It’s worth noting that in some of these places doctors are prescribing HCQ on an outpatient basis – something vehemently discouraged by our FDA, largely due to concern over potential heart damage.


To cite just one example, an Italian doctor, Luigi Cavanna, has treated hundreds of patients at home with HCQ, reportedly with some success. In some countries it may also be prescribed prophylactically to prevent infection in the first instance – again on an outpatient basis, still strongly discouraged by American health officials.


By now it’s a commonplace in American political discourse that HCQ is “untested” and “unproved,” with some deferring a final verdict on the results of clinical trials still underway, and others ready to pronounce that the treatment doesn’t work.

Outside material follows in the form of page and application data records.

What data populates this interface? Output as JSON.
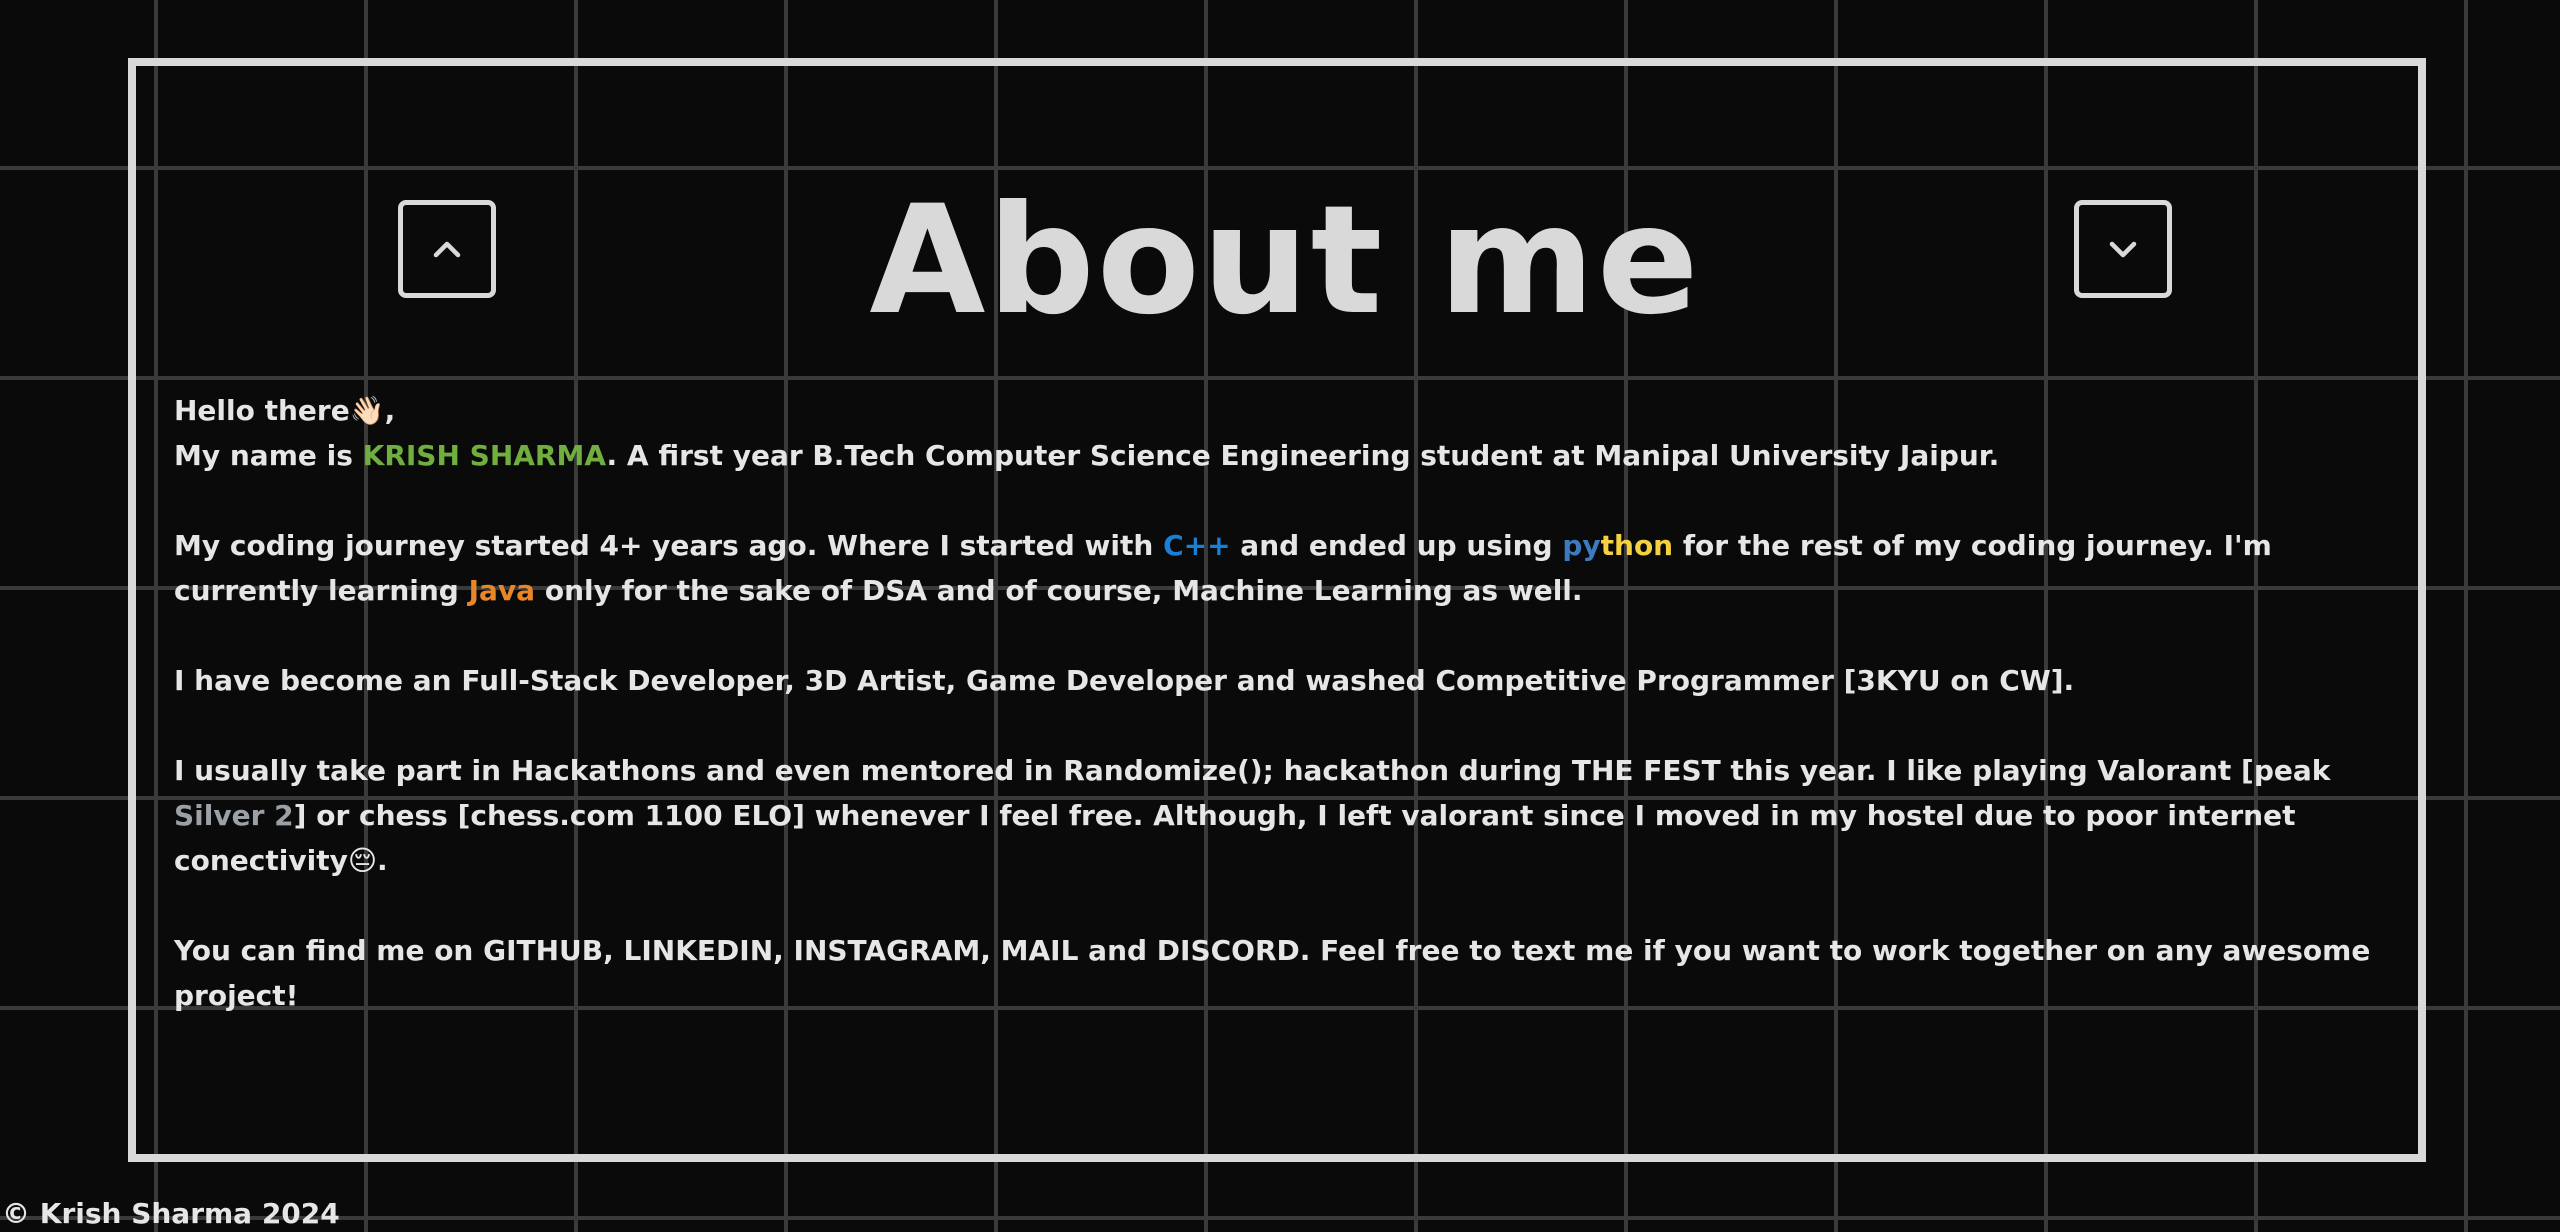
{
  "section": {
    "title": "About me",
    "nav": {
      "up_icon": "chevron-up-icon",
      "down_icon": "chevron-down-icon"
    }
  },
  "about": {
    "greeting": "Hello there",
    "greeting_emoji": "👋🏻",
    "greeting_suffix": ",",
    "intro_prefix": "My name is ",
    "name": "KRISH SHARMA",
    "intro_suffix": ". A first year B.Tech Computer Science Engineering student at Manipal University Jaipur.",
    "coding_p1": "My coding journey started 4+ years ago. Where I started with ",
    "cpp": "C++",
    "coding_p2": " and ended up using ",
    "py_a": "py",
    "py_b": "thon",
    "coding_p3": " for the rest of my coding journey. I'm currently learning ",
    "java": "Java",
    "coding_p4": " only for the sake of DSA and of course, Machine Learning as well.",
    "roles": "I have become an Full-Stack Developer, 3D Artist, Game Developer and washed Competitive Programmer [3KYU on CW].",
    "hack_p1": "I usually take part in Hackathons and even mentored in Randomize(); hackathon during THE FEST this year. I like playing Valorant [peak ",
    "silver": "Silver 2",
    "hack_p2": "] or chess [chess.com 1100 ELO] whenever I feel free. Although, I left valorant since I moved in my hostel due to poor internet conectivity",
    "hack_emoji": "😔",
    "hack_p3": ".",
    "contact_prefix": "You can find me on ",
    "github": "GITHUB",
    "sep1": ", ",
    "linkedin": "LINKEDIN",
    "sep2": ", ",
    "instagram": "INSTAGRAM",
    "sep3": ", ",
    "mail": "MAIL",
    "sep4": " and ",
    "discord": "DISCORD",
    "contact_suffix": ". Feel free to text me if you want to work together on any awesome project!"
  },
  "footer": {
    "text": "© Krish Sharma 2024"
  },
  "colors": {
    "background": "#0a0a0a",
    "grid": "#3a3a3a",
    "border": "#d9d9d9",
    "name": "#6fae3f",
    "cpp": "#1a7fd6",
    "python_blue": "#3d7bbf",
    "python_yellow": "#f5d142",
    "java": "#e8862a",
    "silver": "#9aa0a6"
  }
}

Anecdotal evidence isn’t proof – we all understand that – and no one is suggesting the U.S. blindly take its lead from foreign governments.


But surely it’s relevant that dozens of countries, including a number with modern healthcare systems and extensive experience of COVID-19, have endorsed the drug. The political class and their partisan food fights on HCQ have obscured the fact that much of the world has already embraced it.


Without a cure or vaccine, HCQ represents one of our best hopes against COVID-19. We can’t allow the political class to control what should be a scientific discourse. Let’s let the science lead the way. Patients’ lives may depend on it.


Erik Sass is Editor-in-Chief of The Economic Standard and author of several popular history books